By: Yana Weinstein & Megan Smith
Last night, the Boston Globe published our highly controversial opinion on standardized testing. The comments are already pouring in – we’re “supporting our own business” and we “don't give a flying pig about students”.
Read the article here.
We learned a lot during the process of getting this article published in the press: you have to be really careful with the suggested edits, and you won’t always get to say exactly what you want. Case in point: we almost ended up with the phrase “proven method” in our article!! The horror!
So, we wanted to take the opportunity in the freedom of our own blog to fill out what was missing from the article we had tried to write. Specifically, there were quite a few references and links that we had wanted to include, so here they are.

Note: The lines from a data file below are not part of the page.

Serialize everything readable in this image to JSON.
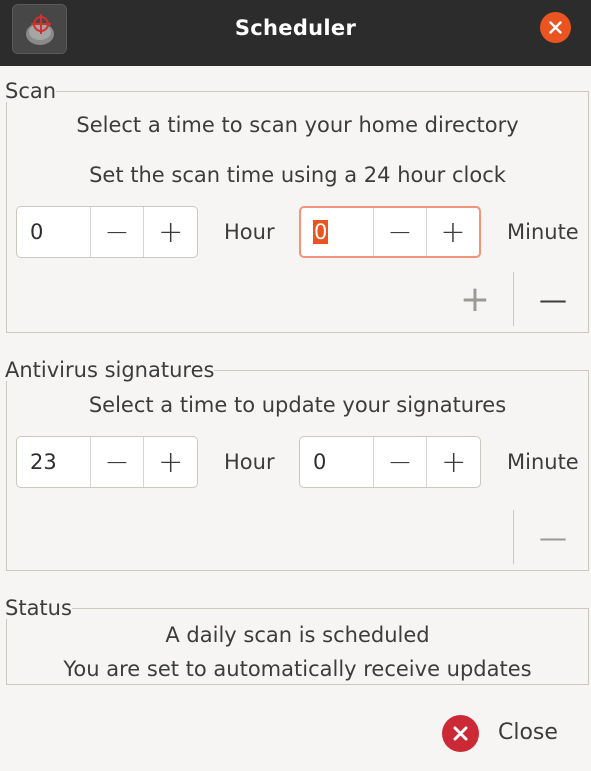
{
  "window": {
    "title": "Scheduler",
    "app_icon": "clamtk-logo-icon",
    "close_icon": "window-close-icon",
    "accent_color": "#e95420"
  },
  "scan": {
    "legend": "Scan",
    "line1": "Select a time to scan your home directory",
    "line2": "Set the scan time using a 24 hour clock",
    "hour_value": "0",
    "hour_unit": "Hour",
    "minute_value": "0",
    "minute_unit": "Minute",
    "decrement_symbol": "−",
    "increment_symbol": "+",
    "add_symbol": "+",
    "remove_symbol": "—"
  },
  "signatures": {
    "legend": "Antivirus signatures",
    "line1": "Select a time to update your signatures",
    "hour_value": "23",
    "hour_unit": "Hour",
    "minute_value": "0",
    "minute_unit": "Minute",
    "decrement_symbol": "−",
    "increment_symbol": "+",
    "remove_symbol": "—"
  },
  "status": {
    "legend": "Status",
    "line1": "A daily scan is scheduled",
    "line2": "You are set to automatically receive updates"
  },
  "footer": {
    "close_label": "Close",
    "close_icon": "close-circle-icon",
    "close_color": "#cc2936"
  }
}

The “famous experiment” we mentioned (not our phrase!) was by Roediger and Karpicke; we described it in more detail in this blog post.
We wanted to include an example of an anti-testing article to illustrate the awkwardness we feel when we hear so much negativity about them. As it happens, another Standardized Testing article was published in the Huffington Post on Monday, and addresses this issue and other aspects of the opt-out movement quite eloquently.

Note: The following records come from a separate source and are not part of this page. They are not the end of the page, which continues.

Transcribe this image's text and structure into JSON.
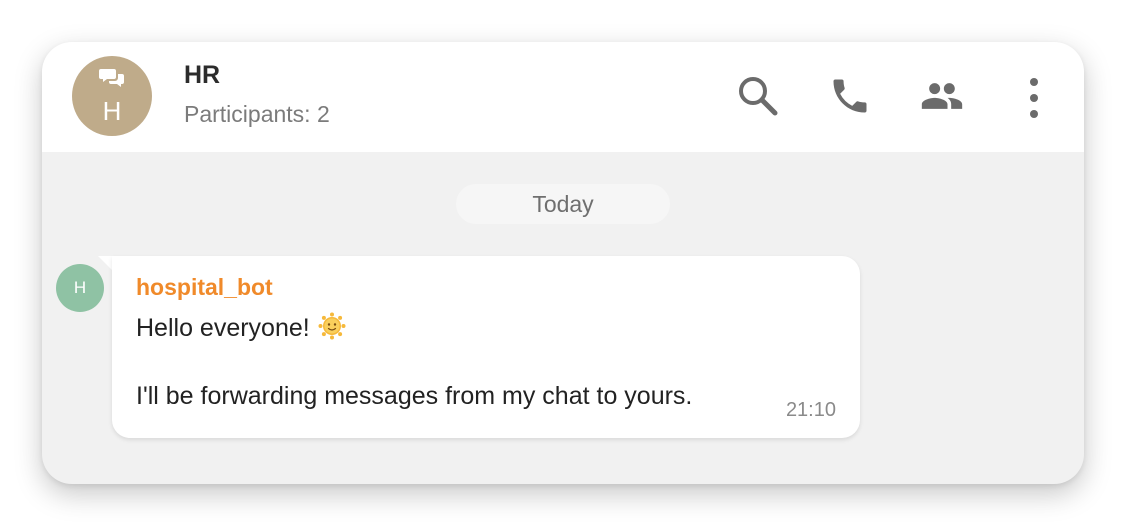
{
  "header": {
    "avatar_initial": "H",
    "avatar_icon": "chat-bubbles-icon",
    "title": "HR",
    "subtitle": "Participants: 2",
    "actions": [
      {
        "name": "search",
        "icon": "search-icon"
      },
      {
        "name": "call",
        "icon": "phone-icon"
      },
      {
        "name": "participants",
        "icon": "people-icon"
      },
      {
        "name": "more",
        "icon": "more-vertical-icon"
      }
    ]
  },
  "conversation": {
    "date_separator": "Today",
    "messages": [
      {
        "sender": "hospital_bot",
        "avatar_initial": "H",
        "line1": "Hello everyone!",
        "emoji": "sun-with-face",
        "line2": "I'll be forwarding messages from my chat to yours.",
        "time": "21:10"
      }
    ]
  },
  "colors": {
    "chat_avatar": "#bfab8a",
    "sender_avatar": "#8fc2a4",
    "sender_name": "#f08a2a",
    "background": "#f1f1f1",
    "icon": "#6b6b6b"
  }
}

"To put it plainly: white parents from well-funded and highly performing areas are participating in petulant, poorly conceived protests that are ultimately affecting inner-city blacks at schools that need the funding and measures of accountability to ensure any hope of progress in performance." -- Charles F. Coleman Jr.

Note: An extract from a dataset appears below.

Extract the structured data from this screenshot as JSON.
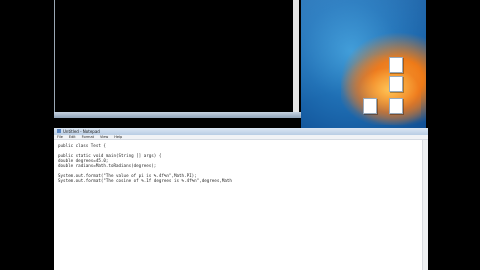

Tests cause anxiety
We drew some of our arguments throughout the story from an excellent public opinion piece by Aaron Benjamin and Hal Pashler. And the “anxiety redirection” we mention is based on the poetically titled empirical paper, “Turning the knots in your stomach into bows […]” by Jamieson and colleagues, who describe an intervention in which students are told that the anxiety they feel before a test is actually helpful – not harmful – to their test performance. Compared to controls who were not given this information, students who experienced this reattribution intervention performed better on their GRE 1-3 months later.
Standardized tests are biased
In the bias section, we referred to an article by Steven Pinker where he pushes standardized testing even more than us as the only measure (on grounds of objectivity) that ought to be used for admission to universities. And to balance out the argument, we linked to this report on sex differences in the SAT.
Tests don’t provide prompt feedback
In this section we pointed out that although students can and do learn from tests without feedback -- see Roediger on the many benefits of testing -- prompt feedback is still best. We also noted that although computerized tests bring promise with respect to feedback, a recent story suggests that the technology transition might be far from seamless.
Finally, we linked to an excellent blog post by the Learning Spy (David Didau) on the important difference between learning and performance.
Overall, this was an interesting experience! We are quickly learning why all researchers aren't writing for sources outside of their academic silos. It's difficult, and there's a lot of negativity! One person actually told us we should report a conflict of interest because a testing company could hire us at some point in our lives, and we shouldn't deny we want to make money. If we wanted to make money, we wouldn't be professors!! But, we are passionate about our goals to help students learn and promote more cross-expert conversation.